**TRY IT**
Scan the records for the string "meta", then copy each line that has it.

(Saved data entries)

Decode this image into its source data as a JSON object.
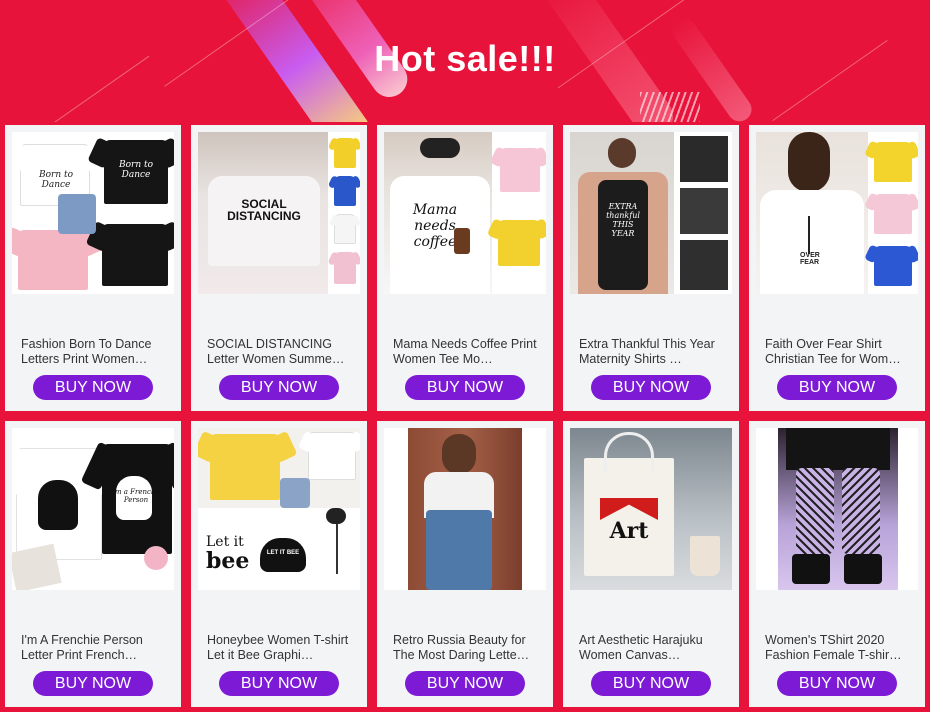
{
  "banner": {
    "title": "Hot sale!!!"
  },
  "products": [
    {
      "title": "Fashion Born To Dance Letters Print Women…",
      "button": "BUY NOW",
      "image_text_a": "Born to Dance",
      "image_text_b": "Born to Dance"
    },
    {
      "title": "SOCIAL DISTANCING Letter Women Summe…",
      "button": "BUY NOW",
      "image_text": "SOCIAL DISTANCING"
    },
    {
      "title": "Mama Needs Coffee Print Women Tee Mo…",
      "button": "BUY NOW",
      "image_text": "Mama needs coffee"
    },
    {
      "title": "Extra Thankful This Year Maternity Shirts …",
      "button": "BUY NOW",
      "image_text": "EXTRA thankful THIS YEAR"
    },
    {
      "title": "Faith Over Fear Shirt Christian Tee for Wom…",
      "button": "BUY NOW",
      "image_text": "OVER FEAR"
    },
    {
      "title": "I'm A Frenchie Person Letter Print French…",
      "button": "BUY NOW",
      "image_text": "I'm a Frenchie Person"
    },
    {
      "title": "Honeybee Women T-shirt Let it Bee Graphi…",
      "button": "BUY NOW",
      "image_text_a": "Let it",
      "image_text_b": "bee",
      "image_text_c": "LET IT BEE"
    },
    {
      "title": "Retro Russia Beauty for The Most Daring Lette…",
      "button": "BUY NOW"
    },
    {
      "title": "Art Aesthetic Harajuku Women Canvas…",
      "button": "BUY NOW",
      "image_text": "Art"
    },
    {
      "title": "Women's TShirt 2020 Fashion Female T-shir…",
      "button": "BUY NOW"
    }
  ],
  "colors": {
    "background": "#e8133b",
    "button": "#7d1ad6",
    "card": "#f3f4f6"
  }
}
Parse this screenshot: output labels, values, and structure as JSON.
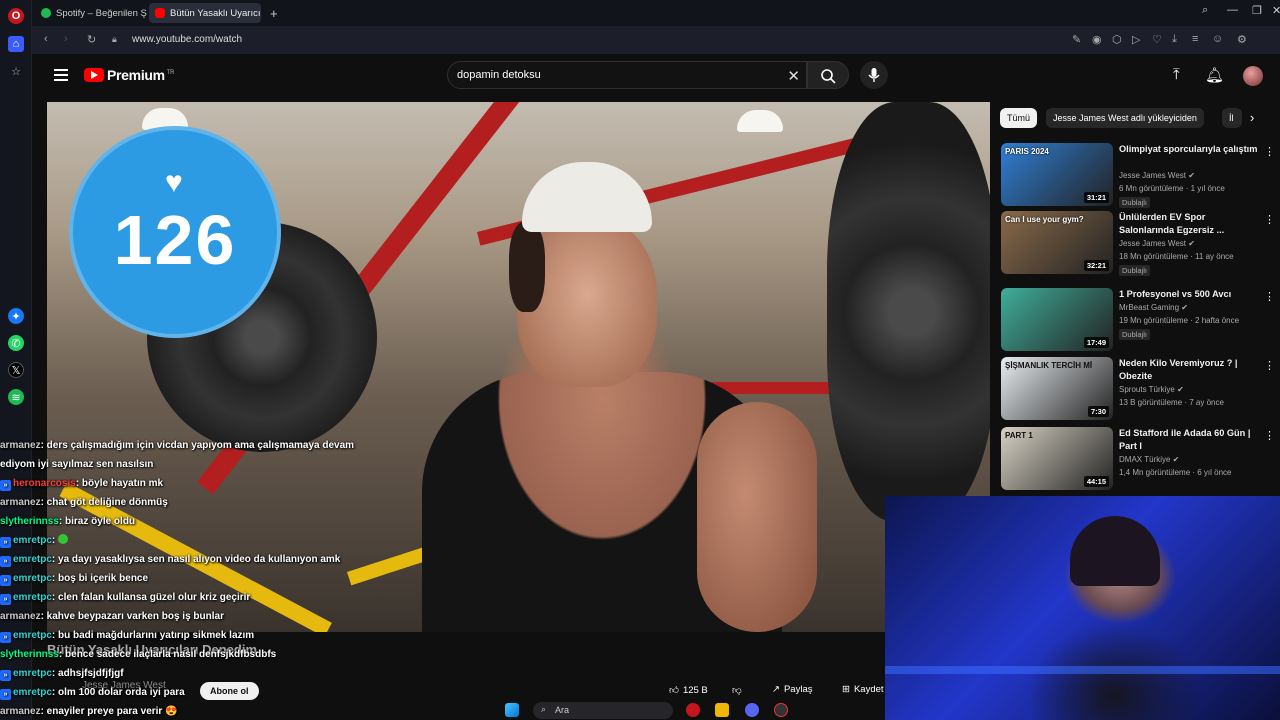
{
  "browser": {
    "tabs": [
      {
        "label": "Spotify – Beğenilen Şarkılar",
        "active": false
      },
      {
        "label": "Bütün Yasaklı Uyarıcılar",
        "active": true
      }
    ],
    "new_tab": "+",
    "url": "www.youtube.com/watch"
  },
  "youtube": {
    "brand": "Premium",
    "brand_sup": "TR",
    "search_value": "dopamin detoksu"
  },
  "video": {
    "counter_value": "126",
    "title": "Bütün Yasaklı Uyarıcıları Denedim",
    "channel": "Jesse James West",
    "subscribe_label": "Abone ol",
    "likes": "125 B",
    "share_label": "Paylaş",
    "save_label": "Kaydet"
  },
  "chips": [
    {
      "label": "Tümü",
      "selected": true
    },
    {
      "label": "Jesse James West adlı yükleyiciden",
      "selected": false
    },
    {
      "label": "İl",
      "selected": false
    }
  ],
  "recommendations": [
    {
      "title": "Olimpiyat sporcularıyla çalıştım",
      "channel": "Jesse James West",
      "meta": "6 Mn görüntüleme · 1 yıl önce",
      "badge": "Dublajlı",
      "duration": "31:21",
      "thumb_text": "PARIS 2024",
      "thumb_color": "#2f7fd6"
    },
    {
      "title": "Ünlülerden EV Spor Salonlarında Egzersiz ...",
      "channel": "Jesse James West",
      "meta": "18 Mn görüntüleme · 11 ay önce",
      "badge": "Dublajlı",
      "duration": "32:21",
      "thumb_text": "Can I use your gym?",
      "thumb_color": "#8a6a4a"
    },
    {
      "title": "1 Profesyonel vs 500 Avcı",
      "channel": "MrBeast Gaming",
      "meta": "19 Mn görüntüleme · 2 hafta önce",
      "badge": "Dublajlı",
      "duration": "17:49",
      "thumb_text": "",
      "thumb_color": "#3fae9a"
    },
    {
      "title": "Neden Kilo Veremiyoruz ? | Obezite",
      "channel": "Sprouts Türkiye",
      "meta": "13 B görüntüleme · 7 ay önce",
      "badge": "",
      "duration": "7:30",
      "thumb_text": "ŞİŞMANLIK TERCİH Mİ",
      "thumb_color": "#e9eef2"
    },
    {
      "title": "Ed Stafford ile Adada 60 Gün | Part I",
      "channel": "DMAX Türkiye",
      "meta": "1,4 Mn görüntüleme · 6 yıl önce",
      "badge": "",
      "duration": "44:15",
      "thumb_text": "PART 1",
      "thumb_color": "#d8d2c4"
    }
  ],
  "chat": [
    {
      "user": "armanez",
      "badge": false,
      "color": "arm",
      "text": ": ders çalışmadığım için vicdan yapıyom ama çalışmamaya devam"
    },
    {
      "user": "",
      "badge": false,
      "color": "arm",
      "text": "ediyom iyi sayılmaz sen nasılsın"
    },
    {
      "user": "heronarcosis",
      "badge": true,
      "color": "red",
      "text": ": böyle hayatın mk"
    },
    {
      "user": "armanez",
      "badge": false,
      "color": "arm",
      "text": ": chat göt deliğine dönmüş"
    },
    {
      "user": "slytherinnss",
      "badge": false,
      "color": "sly",
      "text": ": biraz öyle oldu"
    },
    {
      "user": "emretpc",
      "badge": true,
      "color": "emr",
      "text": ":"
    },
    {
      "user": "emretpc",
      "badge": true,
      "color": "emr",
      "text": ": ya dayı yasaklıysa sen nasıl alıyon video da kullanıyon amk"
    },
    {
      "user": "emretpc",
      "badge": true,
      "color": "emr",
      "text": ": boş bi içerik bence"
    },
    {
      "user": "emretpc",
      "badge": true,
      "color": "emr",
      "text": ": clen falan kullansa güzel olur kriz geçirir"
    },
    {
      "user": "armanez",
      "badge": false,
      "color": "arm",
      "text": ": kahve beypazarı varken boş iş bunlar"
    },
    {
      "user": "emretpc",
      "badge": true,
      "color": "emr",
      "text": ": bu badi mağdurlarını yatırıp sikmek lazım"
    },
    {
      "user": "slytherinnss",
      "badge": false,
      "color": "sly",
      "text": ": bence sadece ilaçlarla nasıl denfsjkdfbsdbfs"
    },
    {
      "user": "emretpc",
      "badge": true,
      "color": "emr",
      "text": ": adhsjfsjdfjfjgf"
    },
    {
      "user": "emretpc",
      "badge": true,
      "color": "emr",
      "text": ": olm 100 dolar orda iyi para"
    },
    {
      "user": "armanez",
      "badge": false,
      "color": "arm",
      "text": ": enayiler preye para verir"
    }
  ],
  "taskbar": {
    "search_label": "Ara"
  },
  "icons": {
    "back": "back-icon",
    "forward": "forward-icon",
    "reload": "reload-icon",
    "search": "search-icon",
    "mic": "mic-icon",
    "upload": "upload-icon",
    "bell": "bell-icon",
    "close": "close-icon"
  }
}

**WRITTEN RESPONSE**
      "meta": "6 Mn görüntüleme · 1 yıl önce",
      "meta": "18 Mn görüntüleme · 11 ay önce",
      "meta": "19 Mn görüntüleme · 2 hafta önce",
      "meta": "13 B görüntüleme · 7 ay önce",
      "meta": "1,4 Mn görüntüleme · 6 yıl önce",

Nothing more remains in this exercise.